#### [Extracted data]

··········

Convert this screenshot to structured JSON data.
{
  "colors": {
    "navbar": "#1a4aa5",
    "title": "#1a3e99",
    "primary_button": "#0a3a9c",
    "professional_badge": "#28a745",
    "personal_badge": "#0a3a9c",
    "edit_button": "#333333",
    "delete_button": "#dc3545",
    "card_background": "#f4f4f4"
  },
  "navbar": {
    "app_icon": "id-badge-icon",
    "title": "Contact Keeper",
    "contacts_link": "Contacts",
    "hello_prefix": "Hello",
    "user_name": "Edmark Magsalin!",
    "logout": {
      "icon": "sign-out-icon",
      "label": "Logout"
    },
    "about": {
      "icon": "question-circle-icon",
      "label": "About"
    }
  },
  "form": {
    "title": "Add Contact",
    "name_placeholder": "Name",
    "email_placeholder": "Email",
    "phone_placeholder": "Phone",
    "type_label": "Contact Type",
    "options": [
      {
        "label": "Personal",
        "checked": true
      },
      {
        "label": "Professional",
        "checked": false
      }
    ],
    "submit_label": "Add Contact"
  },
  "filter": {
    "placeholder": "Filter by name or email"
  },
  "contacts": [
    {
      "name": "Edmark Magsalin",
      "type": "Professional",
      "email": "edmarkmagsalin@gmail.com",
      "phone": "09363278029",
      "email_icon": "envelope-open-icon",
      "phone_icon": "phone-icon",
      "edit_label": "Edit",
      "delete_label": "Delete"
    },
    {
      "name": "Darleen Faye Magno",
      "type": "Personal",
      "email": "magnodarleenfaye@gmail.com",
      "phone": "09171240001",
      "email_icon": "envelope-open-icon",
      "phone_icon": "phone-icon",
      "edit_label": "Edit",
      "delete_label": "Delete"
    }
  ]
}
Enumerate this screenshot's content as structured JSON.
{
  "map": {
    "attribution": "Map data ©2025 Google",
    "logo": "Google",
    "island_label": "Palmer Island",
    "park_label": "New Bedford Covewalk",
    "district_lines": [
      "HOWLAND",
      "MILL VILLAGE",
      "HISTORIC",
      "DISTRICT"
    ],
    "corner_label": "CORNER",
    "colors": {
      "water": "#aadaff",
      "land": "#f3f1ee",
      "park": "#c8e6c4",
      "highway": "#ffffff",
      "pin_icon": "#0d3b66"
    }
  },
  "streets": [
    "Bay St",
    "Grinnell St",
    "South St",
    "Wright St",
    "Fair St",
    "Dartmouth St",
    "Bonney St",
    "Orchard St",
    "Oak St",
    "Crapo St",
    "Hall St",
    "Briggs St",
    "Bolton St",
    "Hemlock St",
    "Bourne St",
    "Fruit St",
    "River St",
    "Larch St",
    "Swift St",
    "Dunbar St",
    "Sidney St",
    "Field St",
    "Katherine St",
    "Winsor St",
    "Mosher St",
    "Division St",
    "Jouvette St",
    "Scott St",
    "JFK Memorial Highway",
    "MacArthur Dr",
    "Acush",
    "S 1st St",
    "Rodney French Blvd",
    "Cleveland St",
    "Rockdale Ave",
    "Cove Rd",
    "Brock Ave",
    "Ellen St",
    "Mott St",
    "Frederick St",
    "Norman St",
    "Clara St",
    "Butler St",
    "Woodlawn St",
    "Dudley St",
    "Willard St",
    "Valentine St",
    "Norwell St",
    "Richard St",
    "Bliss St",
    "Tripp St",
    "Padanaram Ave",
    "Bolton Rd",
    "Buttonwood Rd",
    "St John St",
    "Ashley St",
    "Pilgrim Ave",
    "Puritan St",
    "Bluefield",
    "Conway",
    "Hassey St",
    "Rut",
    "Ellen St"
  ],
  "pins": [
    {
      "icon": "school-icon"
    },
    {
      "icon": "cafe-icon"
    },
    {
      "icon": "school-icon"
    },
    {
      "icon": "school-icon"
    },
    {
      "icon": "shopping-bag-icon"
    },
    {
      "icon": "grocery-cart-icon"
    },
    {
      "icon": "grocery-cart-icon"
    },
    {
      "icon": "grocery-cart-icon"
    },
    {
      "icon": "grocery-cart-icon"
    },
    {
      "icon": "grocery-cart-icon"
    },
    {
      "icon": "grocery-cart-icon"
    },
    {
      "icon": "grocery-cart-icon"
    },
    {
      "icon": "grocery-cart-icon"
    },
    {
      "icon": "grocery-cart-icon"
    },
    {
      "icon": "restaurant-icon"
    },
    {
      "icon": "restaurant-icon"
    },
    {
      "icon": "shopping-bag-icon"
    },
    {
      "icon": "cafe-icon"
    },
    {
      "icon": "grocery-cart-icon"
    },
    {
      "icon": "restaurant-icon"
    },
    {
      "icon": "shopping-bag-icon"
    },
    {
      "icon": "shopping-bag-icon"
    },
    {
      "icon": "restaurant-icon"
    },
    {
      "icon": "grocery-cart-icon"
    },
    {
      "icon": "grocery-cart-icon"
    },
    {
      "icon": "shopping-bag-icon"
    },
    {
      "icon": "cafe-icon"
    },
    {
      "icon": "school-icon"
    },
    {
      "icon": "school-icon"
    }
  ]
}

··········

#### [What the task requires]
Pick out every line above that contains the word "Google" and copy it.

#### [Task response]
    "attribution": "Map data ©2025 Google",
    "logo": "Google",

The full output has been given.